- Follow a healthy diet
People with type 2 diabetes who are overweight or obese have a higher risk of heart disease (having a heart attack). While it’s not always easy, eating nutritious foods can help you lose weight, or maintain a healthy weight. Here are some healthy eating tips you can try:
- Watch portion sizes to prevent overeating
- Eat healthy carbohydrates (for example, whole grains and legumes), and fruits and vegetables
- Limit prepared foods and sugary foods
- Drink plenty of water (instead of pop or juice)
- Choose unsaturated fats (the “good” fat) instead of saturated or trans fats. Foods that contain unsaturated fats include avocadoes, olive and canola oil, nuts and seeds, and fish (especially salmon and trout)
- Aim for a healthy weight
If you are overweight, losing even a few pounds can reduce your risk of heart disease and help keep your blood sugars in check. Diabetes Canada’s Clinical Practice Guidelines note that losing even 5% to 10% of your body weight can help control blood sugar levels and improve heart health.
- Keep active
Physical activity is one of the cornerstones of diabetes management, and has many benefits for people with diabetes, including:
- Improved fitness levels;
- Improved blood sugar control;
- Decreased insulin resistance;
- Lower blood pressure; and
- Weight loss.
- Stop smoking
Smoking is dangerous for everyone, but it’s especially dangerous for people with diabetes. Among other things, smoking causes your blood vessels to narrow, which can result in high blood pressure, heart attack and heart failure.
- Learn techniques to cope with stress
Managing diabetes is not always easy. Feeling stressed, sad, or angry is common when you are living with the condition, and long-term stress can raise blood sugar and blood pressure levels. There are lots of ways to lower stress levels. Find what works for you and practice a stress-lowering activity as often as needed. Some stress-lowering activities include:
- Deep breathing;
- Taking a walk;
- Doing yoga or other physical activities;
- Meditation; and
- Listening to your favourite music.
- Learn the warning signs of heart attack and stroke
Often there are warning signs prior to a heart attack or stroke, but they are not the same.
The most common signs of heart attack are:
- Feelings of pain or pressure in your chest or arms that may spread to your neck, jaw or back
- Nausea, indigestion, heartburn or abdominal pain
- Shortness of breath
- Cold sweat
- Feeling light-headed or dizzy
The most common signs of stroke can be summed up using the acronym FAST:
- F: facial drooping
- A: arm weakness
- S: speech difficulty
- T: time to call emergency services
- Find your support team
Diabetes is your own personal journey, but you don’t have to go it alone. Support from a trusted family member or friend can go a long way toward helping you enjoy overall good health and heart health. Let people know how best they can support you, for example:
- Exercising with you (such as going for a walk or going bike riding)
- Accompanying you to healthcare appointments
- Preparing healthy meals together
- Talking with you about your concerns
Support groups can be helpful for people with diabetes to see how others manage their condition, as well as share information and coping skills.
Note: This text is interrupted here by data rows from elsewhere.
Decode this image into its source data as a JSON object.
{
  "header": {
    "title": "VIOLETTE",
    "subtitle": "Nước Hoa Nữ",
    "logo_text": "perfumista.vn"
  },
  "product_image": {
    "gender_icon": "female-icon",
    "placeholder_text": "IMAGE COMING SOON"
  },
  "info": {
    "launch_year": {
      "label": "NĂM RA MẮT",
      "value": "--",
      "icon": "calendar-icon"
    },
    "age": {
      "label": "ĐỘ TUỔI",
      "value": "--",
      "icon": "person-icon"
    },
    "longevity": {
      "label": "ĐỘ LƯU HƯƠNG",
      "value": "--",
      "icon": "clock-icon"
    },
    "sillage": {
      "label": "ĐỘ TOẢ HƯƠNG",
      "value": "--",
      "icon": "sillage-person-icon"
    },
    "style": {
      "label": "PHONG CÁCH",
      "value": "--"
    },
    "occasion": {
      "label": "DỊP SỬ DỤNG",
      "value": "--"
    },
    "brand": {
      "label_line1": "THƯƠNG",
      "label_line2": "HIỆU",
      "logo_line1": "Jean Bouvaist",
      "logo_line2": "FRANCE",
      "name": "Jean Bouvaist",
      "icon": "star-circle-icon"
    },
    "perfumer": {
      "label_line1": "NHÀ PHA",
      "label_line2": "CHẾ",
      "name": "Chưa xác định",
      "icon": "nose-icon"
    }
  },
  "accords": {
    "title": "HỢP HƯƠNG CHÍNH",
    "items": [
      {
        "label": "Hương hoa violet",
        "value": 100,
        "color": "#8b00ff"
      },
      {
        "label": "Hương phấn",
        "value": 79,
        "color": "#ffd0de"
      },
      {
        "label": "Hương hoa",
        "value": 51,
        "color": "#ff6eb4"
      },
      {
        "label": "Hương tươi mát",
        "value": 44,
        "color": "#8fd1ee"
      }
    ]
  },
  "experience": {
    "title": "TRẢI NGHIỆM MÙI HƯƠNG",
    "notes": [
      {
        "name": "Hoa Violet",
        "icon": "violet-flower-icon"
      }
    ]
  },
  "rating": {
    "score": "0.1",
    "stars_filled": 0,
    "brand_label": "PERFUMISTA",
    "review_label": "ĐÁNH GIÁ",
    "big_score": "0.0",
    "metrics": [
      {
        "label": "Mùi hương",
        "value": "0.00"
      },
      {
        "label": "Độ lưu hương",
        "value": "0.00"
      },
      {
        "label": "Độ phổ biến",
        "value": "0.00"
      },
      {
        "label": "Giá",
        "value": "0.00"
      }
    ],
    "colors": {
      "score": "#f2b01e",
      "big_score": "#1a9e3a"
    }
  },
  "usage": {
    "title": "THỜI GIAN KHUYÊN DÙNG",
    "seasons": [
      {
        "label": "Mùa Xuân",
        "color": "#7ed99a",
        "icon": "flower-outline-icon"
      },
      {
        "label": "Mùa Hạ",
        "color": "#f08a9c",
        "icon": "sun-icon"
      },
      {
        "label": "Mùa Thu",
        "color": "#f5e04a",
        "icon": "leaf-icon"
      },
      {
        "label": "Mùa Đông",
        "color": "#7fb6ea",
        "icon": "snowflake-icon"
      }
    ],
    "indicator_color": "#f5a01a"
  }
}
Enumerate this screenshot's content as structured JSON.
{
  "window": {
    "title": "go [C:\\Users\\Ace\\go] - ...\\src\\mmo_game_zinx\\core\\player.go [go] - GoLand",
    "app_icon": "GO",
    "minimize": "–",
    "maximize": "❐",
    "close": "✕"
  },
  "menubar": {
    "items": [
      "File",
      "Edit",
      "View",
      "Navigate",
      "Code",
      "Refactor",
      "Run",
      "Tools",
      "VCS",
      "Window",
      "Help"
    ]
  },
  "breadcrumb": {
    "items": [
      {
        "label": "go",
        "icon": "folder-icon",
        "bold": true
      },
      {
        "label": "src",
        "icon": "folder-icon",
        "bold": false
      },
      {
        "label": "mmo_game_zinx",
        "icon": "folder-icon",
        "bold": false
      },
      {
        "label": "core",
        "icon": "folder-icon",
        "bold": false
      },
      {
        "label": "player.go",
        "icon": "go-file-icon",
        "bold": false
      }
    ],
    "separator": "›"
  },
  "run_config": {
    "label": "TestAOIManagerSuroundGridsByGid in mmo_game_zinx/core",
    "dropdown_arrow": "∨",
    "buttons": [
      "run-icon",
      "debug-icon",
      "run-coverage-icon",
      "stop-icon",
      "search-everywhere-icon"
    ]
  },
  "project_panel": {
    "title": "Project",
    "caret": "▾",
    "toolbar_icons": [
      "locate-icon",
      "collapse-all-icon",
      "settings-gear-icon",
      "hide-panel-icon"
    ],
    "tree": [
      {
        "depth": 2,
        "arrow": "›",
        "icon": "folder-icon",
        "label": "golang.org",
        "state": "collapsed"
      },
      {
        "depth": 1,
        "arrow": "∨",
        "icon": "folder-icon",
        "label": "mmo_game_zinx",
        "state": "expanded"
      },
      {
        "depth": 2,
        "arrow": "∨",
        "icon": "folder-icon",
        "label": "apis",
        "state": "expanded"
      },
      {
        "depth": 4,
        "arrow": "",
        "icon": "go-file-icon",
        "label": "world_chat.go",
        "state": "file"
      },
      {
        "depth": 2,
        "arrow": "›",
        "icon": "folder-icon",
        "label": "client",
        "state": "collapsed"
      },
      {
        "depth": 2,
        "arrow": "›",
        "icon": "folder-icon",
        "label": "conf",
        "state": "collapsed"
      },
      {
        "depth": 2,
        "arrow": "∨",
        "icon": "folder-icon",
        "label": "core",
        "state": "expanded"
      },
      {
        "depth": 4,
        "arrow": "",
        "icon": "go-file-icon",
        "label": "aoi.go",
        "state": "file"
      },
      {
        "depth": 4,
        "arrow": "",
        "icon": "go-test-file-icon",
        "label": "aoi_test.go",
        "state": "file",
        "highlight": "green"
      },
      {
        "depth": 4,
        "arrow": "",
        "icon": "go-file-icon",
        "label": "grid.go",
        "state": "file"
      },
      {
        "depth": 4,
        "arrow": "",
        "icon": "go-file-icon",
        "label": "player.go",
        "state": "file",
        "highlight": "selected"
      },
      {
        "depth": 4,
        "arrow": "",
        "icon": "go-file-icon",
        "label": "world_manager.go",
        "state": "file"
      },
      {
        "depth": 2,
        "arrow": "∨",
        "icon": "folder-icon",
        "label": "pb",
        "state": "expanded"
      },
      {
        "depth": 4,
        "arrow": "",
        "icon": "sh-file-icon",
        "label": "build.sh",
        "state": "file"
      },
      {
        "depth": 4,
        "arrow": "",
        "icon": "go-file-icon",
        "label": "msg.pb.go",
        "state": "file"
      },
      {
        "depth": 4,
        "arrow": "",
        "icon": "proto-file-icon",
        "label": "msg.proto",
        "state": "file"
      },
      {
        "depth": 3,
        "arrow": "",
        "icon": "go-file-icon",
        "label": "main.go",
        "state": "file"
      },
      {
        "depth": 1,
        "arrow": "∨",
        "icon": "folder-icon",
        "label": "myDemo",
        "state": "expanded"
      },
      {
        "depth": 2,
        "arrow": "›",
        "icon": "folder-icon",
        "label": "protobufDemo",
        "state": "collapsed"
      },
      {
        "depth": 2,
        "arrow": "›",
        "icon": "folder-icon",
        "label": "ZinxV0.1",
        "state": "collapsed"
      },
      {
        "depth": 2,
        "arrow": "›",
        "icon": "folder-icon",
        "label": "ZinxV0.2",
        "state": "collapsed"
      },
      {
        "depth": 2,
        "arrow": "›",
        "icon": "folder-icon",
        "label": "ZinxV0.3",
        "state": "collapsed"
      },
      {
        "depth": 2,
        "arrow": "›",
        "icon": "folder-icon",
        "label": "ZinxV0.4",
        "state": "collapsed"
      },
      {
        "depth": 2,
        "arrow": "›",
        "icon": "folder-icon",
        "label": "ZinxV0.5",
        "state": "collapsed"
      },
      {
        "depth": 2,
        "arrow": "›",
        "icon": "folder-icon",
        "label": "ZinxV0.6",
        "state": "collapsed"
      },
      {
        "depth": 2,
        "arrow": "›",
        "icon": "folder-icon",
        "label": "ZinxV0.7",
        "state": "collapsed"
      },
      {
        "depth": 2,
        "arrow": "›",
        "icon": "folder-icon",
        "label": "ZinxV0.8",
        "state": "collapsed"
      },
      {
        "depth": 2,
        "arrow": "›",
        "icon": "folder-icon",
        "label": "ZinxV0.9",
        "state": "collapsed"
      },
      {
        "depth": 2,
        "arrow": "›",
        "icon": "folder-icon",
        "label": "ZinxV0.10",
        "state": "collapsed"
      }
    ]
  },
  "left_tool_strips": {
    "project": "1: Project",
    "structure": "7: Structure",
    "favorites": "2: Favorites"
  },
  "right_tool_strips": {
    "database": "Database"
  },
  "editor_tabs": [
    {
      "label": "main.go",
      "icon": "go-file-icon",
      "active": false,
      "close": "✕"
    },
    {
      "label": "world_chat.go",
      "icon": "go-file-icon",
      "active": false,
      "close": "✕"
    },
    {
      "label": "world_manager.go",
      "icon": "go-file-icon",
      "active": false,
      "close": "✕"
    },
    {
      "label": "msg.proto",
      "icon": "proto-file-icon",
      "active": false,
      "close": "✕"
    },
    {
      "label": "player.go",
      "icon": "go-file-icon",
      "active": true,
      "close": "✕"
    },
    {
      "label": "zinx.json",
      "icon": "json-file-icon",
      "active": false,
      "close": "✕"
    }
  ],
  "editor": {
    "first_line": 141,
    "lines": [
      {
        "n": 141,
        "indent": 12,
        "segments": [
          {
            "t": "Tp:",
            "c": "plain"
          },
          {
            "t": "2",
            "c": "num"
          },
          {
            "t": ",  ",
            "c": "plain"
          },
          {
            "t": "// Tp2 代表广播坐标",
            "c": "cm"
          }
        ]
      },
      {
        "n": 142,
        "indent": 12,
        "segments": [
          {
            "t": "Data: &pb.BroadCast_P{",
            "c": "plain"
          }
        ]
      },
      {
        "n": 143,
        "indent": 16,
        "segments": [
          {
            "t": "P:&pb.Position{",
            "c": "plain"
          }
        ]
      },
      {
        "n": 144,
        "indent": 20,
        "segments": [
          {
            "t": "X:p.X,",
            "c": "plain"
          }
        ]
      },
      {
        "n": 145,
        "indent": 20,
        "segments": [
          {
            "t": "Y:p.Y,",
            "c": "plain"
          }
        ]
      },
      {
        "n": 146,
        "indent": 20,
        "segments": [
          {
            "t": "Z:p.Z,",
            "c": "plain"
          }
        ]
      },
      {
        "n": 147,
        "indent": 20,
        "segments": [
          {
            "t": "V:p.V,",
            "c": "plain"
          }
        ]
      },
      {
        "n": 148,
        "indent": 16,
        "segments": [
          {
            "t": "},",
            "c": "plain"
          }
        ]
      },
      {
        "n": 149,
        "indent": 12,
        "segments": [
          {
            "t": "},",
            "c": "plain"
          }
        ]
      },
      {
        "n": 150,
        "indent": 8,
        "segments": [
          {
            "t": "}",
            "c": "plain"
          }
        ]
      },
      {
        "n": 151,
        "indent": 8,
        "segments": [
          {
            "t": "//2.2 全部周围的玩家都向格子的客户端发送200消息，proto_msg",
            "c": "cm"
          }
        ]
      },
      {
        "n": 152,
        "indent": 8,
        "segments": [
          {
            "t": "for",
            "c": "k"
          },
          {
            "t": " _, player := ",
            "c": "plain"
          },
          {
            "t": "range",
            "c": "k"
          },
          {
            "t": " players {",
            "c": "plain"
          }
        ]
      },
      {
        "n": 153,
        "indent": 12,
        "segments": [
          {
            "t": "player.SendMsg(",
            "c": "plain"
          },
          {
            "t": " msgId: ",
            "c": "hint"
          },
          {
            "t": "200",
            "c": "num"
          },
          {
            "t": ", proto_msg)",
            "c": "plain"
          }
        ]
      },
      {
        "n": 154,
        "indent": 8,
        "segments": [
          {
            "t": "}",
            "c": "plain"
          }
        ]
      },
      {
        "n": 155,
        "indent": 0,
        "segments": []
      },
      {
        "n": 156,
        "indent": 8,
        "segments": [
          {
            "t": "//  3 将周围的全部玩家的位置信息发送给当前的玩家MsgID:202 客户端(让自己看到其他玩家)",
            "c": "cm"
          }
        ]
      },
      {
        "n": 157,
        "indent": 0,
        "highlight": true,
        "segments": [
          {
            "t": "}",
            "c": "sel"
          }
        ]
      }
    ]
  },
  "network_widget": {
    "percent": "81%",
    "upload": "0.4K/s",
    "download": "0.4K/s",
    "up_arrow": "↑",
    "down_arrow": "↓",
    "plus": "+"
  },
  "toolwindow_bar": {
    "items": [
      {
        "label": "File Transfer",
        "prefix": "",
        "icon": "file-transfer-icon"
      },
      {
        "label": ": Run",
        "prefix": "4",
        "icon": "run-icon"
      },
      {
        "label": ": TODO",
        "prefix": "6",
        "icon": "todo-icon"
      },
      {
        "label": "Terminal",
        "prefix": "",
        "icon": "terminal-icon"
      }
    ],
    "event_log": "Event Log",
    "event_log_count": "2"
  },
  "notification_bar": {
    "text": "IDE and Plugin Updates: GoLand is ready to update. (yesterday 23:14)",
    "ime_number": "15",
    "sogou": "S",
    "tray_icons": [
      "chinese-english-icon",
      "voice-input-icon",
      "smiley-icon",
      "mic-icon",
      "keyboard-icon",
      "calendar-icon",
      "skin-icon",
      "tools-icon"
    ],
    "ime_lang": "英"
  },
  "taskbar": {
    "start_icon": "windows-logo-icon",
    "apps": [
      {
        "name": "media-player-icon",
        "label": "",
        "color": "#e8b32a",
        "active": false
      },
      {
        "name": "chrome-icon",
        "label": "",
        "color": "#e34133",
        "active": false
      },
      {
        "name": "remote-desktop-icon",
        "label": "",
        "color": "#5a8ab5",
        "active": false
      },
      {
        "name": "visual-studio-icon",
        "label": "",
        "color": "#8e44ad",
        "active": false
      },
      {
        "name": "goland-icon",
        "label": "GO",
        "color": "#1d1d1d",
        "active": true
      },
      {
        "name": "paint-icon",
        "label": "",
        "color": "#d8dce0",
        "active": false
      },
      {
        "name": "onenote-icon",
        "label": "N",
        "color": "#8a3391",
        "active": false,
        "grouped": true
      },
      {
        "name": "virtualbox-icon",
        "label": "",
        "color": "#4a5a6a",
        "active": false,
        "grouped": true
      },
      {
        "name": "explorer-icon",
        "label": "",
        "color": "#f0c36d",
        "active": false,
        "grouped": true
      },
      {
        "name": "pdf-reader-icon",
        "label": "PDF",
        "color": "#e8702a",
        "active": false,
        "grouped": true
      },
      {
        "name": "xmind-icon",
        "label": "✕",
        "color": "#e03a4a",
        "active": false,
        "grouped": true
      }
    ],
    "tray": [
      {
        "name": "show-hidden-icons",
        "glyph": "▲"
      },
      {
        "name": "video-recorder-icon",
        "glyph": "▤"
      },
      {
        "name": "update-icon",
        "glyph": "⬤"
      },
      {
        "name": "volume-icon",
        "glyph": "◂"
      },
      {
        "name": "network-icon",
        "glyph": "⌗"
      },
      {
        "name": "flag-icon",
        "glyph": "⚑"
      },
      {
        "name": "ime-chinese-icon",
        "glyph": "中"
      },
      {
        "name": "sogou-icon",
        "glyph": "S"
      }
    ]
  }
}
There are many online and in-person support groups across the country.
Teams at healthcare clinics, hospitals or community centres often organize these support groups. Check with your healthcare team to learn about support groups in your area.
This article was sponsored by Novo Nordisk Canada Inc.